Records drawn from a dataset
=== Begin Enclosure ===

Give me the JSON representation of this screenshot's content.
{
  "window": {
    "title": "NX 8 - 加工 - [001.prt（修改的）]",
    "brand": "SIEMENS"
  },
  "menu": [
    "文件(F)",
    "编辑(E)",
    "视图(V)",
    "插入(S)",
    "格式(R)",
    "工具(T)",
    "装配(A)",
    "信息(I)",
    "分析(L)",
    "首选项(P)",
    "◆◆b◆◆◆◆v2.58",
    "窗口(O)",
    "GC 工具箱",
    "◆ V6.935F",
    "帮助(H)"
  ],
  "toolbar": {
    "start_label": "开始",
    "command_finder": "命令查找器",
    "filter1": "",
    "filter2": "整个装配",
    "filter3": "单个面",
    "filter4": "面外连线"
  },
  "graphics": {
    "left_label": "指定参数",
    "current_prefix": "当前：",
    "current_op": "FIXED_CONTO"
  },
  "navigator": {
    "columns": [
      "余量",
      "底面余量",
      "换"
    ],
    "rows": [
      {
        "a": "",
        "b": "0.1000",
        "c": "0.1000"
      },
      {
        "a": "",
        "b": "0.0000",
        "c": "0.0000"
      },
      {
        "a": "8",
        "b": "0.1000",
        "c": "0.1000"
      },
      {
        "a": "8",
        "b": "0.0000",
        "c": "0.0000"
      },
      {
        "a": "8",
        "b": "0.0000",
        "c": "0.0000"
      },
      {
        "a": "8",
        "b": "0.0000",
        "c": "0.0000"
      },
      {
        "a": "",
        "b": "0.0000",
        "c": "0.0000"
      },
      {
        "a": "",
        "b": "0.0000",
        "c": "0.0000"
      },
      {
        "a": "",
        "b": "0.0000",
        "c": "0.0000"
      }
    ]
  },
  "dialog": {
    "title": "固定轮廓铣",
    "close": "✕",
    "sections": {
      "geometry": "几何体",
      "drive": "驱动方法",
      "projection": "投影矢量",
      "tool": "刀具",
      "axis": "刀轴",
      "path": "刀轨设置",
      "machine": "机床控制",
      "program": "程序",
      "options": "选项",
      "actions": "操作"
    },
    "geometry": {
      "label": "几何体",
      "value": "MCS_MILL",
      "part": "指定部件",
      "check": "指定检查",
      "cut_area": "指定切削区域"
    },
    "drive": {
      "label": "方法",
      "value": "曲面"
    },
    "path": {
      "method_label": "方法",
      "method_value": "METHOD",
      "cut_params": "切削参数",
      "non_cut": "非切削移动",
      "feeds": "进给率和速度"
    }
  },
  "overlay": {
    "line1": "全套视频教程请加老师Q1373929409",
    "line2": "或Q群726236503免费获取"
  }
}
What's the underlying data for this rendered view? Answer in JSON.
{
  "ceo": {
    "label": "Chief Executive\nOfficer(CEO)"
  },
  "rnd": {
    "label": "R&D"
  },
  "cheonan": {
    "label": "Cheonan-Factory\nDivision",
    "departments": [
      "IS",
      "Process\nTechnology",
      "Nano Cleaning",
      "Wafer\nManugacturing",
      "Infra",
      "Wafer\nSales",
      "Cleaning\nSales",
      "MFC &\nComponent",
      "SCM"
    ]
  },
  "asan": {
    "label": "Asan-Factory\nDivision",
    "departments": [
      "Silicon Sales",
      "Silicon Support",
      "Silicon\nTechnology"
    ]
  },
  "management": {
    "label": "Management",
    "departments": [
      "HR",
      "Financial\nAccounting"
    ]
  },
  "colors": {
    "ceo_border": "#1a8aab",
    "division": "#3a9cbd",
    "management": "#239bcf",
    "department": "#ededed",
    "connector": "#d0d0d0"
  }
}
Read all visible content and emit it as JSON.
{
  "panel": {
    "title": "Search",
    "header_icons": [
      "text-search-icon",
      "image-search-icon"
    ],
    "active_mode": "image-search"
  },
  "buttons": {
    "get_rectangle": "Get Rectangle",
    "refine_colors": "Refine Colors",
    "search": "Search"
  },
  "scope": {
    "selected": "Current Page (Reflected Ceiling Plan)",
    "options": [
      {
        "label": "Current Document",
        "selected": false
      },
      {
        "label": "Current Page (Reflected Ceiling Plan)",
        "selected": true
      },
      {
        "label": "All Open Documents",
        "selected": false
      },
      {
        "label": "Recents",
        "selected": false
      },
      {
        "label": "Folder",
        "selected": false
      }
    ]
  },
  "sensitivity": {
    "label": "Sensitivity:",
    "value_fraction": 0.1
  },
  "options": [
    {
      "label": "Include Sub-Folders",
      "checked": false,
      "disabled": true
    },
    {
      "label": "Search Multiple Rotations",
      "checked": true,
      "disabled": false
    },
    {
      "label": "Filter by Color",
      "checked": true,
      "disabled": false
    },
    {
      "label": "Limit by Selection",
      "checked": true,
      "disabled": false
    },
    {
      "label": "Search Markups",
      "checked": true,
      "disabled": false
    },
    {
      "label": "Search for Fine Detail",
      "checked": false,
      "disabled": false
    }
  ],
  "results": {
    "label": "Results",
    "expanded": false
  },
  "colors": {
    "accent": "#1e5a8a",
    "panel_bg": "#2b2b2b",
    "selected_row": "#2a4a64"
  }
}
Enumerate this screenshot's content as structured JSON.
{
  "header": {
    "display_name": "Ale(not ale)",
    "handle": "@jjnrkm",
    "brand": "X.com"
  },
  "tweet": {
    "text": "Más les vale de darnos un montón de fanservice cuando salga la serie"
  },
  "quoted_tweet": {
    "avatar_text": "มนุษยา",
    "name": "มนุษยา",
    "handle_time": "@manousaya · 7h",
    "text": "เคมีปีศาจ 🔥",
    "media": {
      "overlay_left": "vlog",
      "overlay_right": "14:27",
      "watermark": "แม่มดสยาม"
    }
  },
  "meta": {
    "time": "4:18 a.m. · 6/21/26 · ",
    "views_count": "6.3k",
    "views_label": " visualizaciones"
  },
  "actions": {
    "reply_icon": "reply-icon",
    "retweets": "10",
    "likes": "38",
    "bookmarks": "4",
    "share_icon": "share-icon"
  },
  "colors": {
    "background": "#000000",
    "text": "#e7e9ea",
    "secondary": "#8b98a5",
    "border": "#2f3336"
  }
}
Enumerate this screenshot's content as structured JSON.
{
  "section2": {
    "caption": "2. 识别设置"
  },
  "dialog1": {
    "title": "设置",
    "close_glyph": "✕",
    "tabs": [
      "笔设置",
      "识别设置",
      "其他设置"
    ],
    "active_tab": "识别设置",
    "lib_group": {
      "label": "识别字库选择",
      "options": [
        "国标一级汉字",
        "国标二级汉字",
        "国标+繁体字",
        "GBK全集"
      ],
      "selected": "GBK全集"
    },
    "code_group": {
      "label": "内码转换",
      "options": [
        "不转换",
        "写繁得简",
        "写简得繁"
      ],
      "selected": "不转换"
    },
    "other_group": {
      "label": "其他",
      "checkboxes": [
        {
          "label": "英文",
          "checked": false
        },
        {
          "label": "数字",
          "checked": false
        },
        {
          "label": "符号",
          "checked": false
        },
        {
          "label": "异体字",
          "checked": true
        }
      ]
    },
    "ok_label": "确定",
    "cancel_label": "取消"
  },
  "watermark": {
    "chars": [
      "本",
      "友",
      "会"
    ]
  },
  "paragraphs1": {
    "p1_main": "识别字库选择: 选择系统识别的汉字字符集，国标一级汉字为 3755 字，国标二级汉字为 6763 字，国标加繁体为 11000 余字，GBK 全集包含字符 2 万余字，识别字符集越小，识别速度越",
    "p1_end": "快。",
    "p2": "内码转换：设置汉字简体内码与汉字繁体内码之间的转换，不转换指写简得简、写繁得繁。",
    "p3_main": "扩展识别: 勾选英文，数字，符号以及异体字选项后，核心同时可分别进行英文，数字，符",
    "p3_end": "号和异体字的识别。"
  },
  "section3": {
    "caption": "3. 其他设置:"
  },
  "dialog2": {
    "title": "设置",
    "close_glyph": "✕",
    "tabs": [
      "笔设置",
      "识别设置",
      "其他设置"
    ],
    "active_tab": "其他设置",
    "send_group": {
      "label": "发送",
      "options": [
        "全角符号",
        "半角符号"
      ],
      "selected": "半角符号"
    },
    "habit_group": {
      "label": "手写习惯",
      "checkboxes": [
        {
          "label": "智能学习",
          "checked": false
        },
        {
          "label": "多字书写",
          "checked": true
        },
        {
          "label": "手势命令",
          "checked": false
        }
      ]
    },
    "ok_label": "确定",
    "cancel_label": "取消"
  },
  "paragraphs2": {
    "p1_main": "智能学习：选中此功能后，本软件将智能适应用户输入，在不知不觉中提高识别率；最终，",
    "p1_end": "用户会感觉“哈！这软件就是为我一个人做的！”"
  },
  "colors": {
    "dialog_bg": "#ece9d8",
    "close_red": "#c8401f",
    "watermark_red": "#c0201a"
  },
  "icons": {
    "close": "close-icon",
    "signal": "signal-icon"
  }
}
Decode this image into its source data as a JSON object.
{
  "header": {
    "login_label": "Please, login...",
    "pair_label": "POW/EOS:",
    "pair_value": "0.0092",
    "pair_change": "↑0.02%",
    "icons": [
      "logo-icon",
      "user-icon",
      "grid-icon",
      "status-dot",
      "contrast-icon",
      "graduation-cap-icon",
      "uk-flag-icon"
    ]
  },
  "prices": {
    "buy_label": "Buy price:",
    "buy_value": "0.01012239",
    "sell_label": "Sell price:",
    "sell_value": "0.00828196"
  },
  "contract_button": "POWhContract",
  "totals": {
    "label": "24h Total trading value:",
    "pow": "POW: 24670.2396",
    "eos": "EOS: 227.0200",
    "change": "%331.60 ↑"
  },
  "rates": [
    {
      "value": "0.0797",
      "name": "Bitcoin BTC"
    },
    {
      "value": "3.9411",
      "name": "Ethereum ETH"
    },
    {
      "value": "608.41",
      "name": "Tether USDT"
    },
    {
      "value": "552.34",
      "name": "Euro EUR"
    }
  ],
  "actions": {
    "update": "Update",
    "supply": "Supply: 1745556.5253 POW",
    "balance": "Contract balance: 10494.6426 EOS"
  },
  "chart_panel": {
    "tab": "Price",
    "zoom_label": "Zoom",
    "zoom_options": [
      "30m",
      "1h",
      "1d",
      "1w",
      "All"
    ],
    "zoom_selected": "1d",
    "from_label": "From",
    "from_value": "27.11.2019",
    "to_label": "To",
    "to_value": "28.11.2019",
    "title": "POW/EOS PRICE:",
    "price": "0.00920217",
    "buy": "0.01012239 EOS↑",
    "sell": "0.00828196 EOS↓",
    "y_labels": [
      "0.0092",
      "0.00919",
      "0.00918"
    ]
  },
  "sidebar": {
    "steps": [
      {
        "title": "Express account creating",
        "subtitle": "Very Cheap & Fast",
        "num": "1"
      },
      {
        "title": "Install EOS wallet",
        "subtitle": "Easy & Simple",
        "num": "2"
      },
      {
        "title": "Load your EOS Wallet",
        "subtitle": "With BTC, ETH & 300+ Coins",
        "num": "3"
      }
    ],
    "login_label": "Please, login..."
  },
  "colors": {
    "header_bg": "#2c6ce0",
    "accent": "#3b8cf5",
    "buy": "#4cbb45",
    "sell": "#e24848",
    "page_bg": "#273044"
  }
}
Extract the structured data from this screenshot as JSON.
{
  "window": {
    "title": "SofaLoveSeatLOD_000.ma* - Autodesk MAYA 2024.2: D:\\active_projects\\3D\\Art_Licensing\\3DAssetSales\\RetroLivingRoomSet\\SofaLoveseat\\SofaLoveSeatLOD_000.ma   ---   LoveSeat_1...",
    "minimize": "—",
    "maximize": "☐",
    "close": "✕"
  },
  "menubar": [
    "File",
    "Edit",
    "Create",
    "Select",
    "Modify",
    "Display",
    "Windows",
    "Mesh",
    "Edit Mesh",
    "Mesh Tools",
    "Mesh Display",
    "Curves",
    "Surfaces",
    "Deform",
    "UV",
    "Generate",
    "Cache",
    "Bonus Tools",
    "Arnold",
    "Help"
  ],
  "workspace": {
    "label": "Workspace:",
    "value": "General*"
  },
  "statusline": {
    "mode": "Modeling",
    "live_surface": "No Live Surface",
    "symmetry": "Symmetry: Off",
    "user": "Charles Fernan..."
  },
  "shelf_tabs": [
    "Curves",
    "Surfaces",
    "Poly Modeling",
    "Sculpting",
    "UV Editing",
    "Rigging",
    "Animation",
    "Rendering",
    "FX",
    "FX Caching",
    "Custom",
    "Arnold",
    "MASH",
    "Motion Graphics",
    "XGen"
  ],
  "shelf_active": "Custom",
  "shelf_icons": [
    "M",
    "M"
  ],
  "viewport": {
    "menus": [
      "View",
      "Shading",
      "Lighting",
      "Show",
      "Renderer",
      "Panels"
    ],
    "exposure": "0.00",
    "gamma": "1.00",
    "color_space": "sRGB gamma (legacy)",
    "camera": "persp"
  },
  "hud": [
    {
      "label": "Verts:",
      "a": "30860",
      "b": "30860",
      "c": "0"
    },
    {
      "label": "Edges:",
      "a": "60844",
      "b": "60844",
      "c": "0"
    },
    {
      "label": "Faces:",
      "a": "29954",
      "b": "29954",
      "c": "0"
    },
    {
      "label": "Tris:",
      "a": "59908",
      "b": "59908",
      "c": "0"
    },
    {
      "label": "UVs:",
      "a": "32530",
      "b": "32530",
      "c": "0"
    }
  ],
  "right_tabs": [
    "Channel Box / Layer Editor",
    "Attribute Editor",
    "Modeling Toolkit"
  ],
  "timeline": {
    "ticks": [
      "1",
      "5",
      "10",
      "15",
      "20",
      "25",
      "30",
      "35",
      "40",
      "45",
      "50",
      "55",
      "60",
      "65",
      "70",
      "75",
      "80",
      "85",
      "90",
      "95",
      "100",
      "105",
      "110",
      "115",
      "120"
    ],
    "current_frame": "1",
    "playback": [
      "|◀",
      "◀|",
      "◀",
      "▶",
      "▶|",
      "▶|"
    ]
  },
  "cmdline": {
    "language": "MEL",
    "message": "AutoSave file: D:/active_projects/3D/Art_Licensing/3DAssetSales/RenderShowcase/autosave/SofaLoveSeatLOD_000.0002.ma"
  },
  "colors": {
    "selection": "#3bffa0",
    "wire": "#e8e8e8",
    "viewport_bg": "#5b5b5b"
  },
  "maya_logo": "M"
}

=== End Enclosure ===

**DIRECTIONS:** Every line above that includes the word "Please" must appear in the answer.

**OUTPUT FOR THIS TASK:**
    "login_label": "Please, login...",
    "login_label": "Please, login..."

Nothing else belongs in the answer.